Most cases of meningitis stem from viruses and bacteria that have entered the body, notes WebMD. For the most part, these germs remain in the gastrointestinal tract or the throat and nose, where they're less likely to cause illness. When they spread to the meninges, the resulting inflammation is meningitis.
The meninges are the tissues surrounding the spinal cord and brain. The most frequently occurring form of meningitis is viral, and it also causes the least concern. The cause is enteroviruses that dwell in the intestines but spread through water, food or contaminated surfaces. Viral meningitis is most common in young children and babies, according to WebMD.

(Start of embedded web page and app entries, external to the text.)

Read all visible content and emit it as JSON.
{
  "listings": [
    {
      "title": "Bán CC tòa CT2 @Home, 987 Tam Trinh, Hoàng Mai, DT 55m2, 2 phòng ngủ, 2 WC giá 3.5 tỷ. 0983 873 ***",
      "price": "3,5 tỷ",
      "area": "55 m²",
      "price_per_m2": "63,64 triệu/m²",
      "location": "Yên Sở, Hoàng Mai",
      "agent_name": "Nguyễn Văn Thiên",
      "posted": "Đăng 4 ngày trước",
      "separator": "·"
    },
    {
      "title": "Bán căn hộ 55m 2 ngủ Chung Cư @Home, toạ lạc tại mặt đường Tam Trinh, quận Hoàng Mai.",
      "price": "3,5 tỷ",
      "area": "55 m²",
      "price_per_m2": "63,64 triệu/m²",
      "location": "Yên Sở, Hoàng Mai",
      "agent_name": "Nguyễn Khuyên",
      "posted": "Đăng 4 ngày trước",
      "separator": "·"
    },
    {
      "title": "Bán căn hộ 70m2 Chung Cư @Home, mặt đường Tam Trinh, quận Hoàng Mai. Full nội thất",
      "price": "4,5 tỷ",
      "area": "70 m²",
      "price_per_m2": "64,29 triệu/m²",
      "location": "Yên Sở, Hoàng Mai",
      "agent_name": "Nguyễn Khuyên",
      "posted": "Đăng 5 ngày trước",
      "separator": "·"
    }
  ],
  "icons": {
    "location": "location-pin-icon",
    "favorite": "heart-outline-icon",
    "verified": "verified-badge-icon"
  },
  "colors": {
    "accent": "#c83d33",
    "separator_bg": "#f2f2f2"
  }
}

Bacterial meningitis is far more serious than viral meningitis. Transmission occurs when infected people pass mucus or saliva to others. One of the most common bacterial sources is Neisseria meningitidis, which dwells in the throat without causing illness. However, it's possible to pass those to other people who develop bacterial meningitis. The other most common source is Streptococcus pneumoniae, a bacterial strain that causes pneumonia and sinus and ear infections in addition to meningitis, as stated by WebMD.
Some other bacteria that cause meningitis are Group B streptococci, most common in newborns; Listeria monocytogenes, which strikes older adults and newborns most frequently; and Haemophilus influenzae, which hits both children and adults, generally after an upper respiratory infection, states WebMD.